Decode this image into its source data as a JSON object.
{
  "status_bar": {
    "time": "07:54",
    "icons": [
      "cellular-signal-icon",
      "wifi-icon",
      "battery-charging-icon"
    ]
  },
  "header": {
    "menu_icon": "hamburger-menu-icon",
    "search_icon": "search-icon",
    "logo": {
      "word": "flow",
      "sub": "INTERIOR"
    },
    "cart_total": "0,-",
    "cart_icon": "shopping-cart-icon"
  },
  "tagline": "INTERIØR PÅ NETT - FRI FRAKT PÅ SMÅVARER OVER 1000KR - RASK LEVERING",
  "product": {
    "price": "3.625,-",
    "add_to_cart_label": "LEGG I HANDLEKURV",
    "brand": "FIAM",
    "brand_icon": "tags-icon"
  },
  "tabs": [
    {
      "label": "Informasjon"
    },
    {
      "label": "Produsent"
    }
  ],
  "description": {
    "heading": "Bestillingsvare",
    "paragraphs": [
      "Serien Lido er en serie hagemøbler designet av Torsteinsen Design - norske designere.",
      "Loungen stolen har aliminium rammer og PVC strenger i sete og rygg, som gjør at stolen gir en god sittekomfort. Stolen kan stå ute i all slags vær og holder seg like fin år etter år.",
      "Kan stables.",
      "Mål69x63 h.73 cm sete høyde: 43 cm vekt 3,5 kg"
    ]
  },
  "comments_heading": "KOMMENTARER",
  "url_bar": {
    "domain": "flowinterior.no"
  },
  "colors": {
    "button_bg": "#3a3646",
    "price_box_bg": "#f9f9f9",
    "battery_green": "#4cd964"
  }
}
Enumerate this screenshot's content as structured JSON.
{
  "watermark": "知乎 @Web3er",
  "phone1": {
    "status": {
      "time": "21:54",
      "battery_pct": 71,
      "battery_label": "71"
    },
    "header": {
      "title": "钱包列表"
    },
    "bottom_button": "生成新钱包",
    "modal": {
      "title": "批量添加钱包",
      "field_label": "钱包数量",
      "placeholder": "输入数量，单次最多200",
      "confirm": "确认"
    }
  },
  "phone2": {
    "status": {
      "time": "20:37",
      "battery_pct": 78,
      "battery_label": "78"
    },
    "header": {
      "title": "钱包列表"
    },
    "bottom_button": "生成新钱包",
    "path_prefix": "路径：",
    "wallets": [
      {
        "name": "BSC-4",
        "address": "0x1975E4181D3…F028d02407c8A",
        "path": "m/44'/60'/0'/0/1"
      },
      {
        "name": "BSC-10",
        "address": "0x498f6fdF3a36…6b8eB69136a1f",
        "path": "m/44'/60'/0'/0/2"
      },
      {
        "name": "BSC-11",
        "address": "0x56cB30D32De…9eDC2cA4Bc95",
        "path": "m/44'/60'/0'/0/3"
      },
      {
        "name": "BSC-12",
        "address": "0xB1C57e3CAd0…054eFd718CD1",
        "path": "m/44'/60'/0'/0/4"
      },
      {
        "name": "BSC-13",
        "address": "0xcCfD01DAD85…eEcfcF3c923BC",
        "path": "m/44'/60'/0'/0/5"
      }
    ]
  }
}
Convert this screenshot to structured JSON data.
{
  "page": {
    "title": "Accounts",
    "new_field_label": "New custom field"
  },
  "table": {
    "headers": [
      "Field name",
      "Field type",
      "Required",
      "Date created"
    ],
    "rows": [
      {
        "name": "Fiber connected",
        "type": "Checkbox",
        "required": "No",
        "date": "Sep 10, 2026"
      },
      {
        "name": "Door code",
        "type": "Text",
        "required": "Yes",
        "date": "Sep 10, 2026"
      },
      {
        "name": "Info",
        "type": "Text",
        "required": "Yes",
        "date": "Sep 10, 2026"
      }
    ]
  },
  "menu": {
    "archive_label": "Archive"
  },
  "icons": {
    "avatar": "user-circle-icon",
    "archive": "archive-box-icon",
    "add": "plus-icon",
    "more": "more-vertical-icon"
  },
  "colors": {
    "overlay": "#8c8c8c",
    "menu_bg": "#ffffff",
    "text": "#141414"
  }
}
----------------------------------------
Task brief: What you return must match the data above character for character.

Result:
Decode this image into its source data as a JSON object.
{
  "status_bar": {
    "time": "07:54",
    "icons": [
      "cellular-signal-icon",
      "wifi-icon",
      "battery-charging-icon"
    ]
  },
  "header": {
    "menu_icon": "hamburger-menu-icon",
    "search_icon": "search-icon",
    "logo": {
      "word": "flow",
      "sub": "INTERIOR"
    },
    "cart_total": "0,-",
    "cart_icon": "shopping-cart-icon"
  },
  "tagline": "INTERIØR PÅ NETT - FRI FRAKT PÅ SMÅVARER OVER 1000KR - RASK LEVERING",
  "product": {
    "price": "3.625,-",
    "add_to_cart_label": "LEGG I HANDLEKURV",
    "brand": "FIAM",
    "brand_icon": "tags-icon"
  },
  "tabs": [
    {
      "label": "Informasjon"
    },
    {
      "label": "Produsent"
    }
  ],
  "description": {
    "heading": "Bestillingsvare",
    "paragraphs": [
      "Serien Lido er en serie hagemøbler designet av Torsteinsen Design - norske designere.",
      "Loungen stolen har aliminium rammer og PVC strenger i sete og rygg, som gjør at stolen gir en god sittekomfort. Stolen kan stå ute i all slags vær og holder seg like fin år etter år.",
      "Kan stables.",
      "Mål69x63 h.73 cm sete høyde: 43 cm vekt 3,5 kg"
    ]
  },
  "comments_heading": "KOMMENTARER",
  "url_bar": {
    "domain": "flowinterior.no"
  },
  "colors": {
    "button_bg": "#3a3646",
    "price_box_bg": "#f9f9f9",
    "battery_green": "#4cd964"
  }
}
Enumerate this screenshot's content as structured JSON.
{
  "watermark": "知乎 @Web3er",
  "phone1": {
    "status": {
      "time": "21:54",
      "battery_pct": 71,
      "battery_label": "71"
    },
    "header": {
      "title": "钱包列表"
    },
    "bottom_button": "生成新钱包",
    "modal": {
      "title": "批量添加钱包",
      "field_label": "钱包数量",
      "placeholder": "输入数量，单次最多200",
      "confirm": "确认"
    }
  },
  "phone2": {
    "status": {
      "time": "20:37",
      "battery_pct": 78,
      "battery_label": "78"
    },
    "header": {
      "title": "钱包列表"
    },
    "bottom_button": "生成新钱包",
    "path_prefix": "路径：",
    "wallets": [
      {
        "name": "BSC-4",
        "address": "0x1975E4181D3…F028d02407c8A",
        "path": "m/44'/60'/0'/0/1"
      },
      {
        "name": "BSC-10",
        "address": "0x498f6fdF3a36…6b8eB69136a1f",
        "path": "m/44'/60'/0'/0/2"
      },
      {
        "name": "BSC-11",
        "address": "0x56cB30D32De…9eDC2cA4Bc95",
        "path": "m/44'/60'/0'/0/3"
      },
      {
        "name": "BSC-12",
        "address": "0xB1C57e3CAd0…054eFd718CD1",
        "path": "m/44'/60'/0'/0/4"
      },
      {
        "name": "BSC-13",
        "address": "0xcCfD01DAD85…eEcfcF3c923BC",
        "path": "m/44'/60'/0'/0/5"
      }
    ]
  }
}
Convert this screenshot to structured JSON data.
{
  "page": {
    "title": "Accounts",
    "new_field_label": "New custom field"
  },
  "table": {
    "headers": [
      "Field name",
      "Field type",
      "Required",
      "Date created"
    ],
    "rows": [
      {
        "name": "Fiber connected",
        "type": "Checkbox",
        "required": "No",
        "date": "Sep 10, 2026"
      },
      {
        "name": "Door code",
        "type": "Text",
        "required": "Yes",
        "date": "Sep 10, 2026"
      },
      {
        "name": "Info",
        "type": "Text",
        "required": "Yes",
        "date": "Sep 10, 2026"
      }
    ]
  },
  "menu": {
    "archive_label": "Archive"
  },
  "icons": {
    "avatar": "user-circle-icon",
    "archive": "archive-box-icon",
    "add": "plus-icon",
    "more": "more-vertical-icon"
  },
  "colors": {
    "overlay": "#8c8c8c",
    "menu_bg": "#ffffff",
    "text": "#141414"
  }
}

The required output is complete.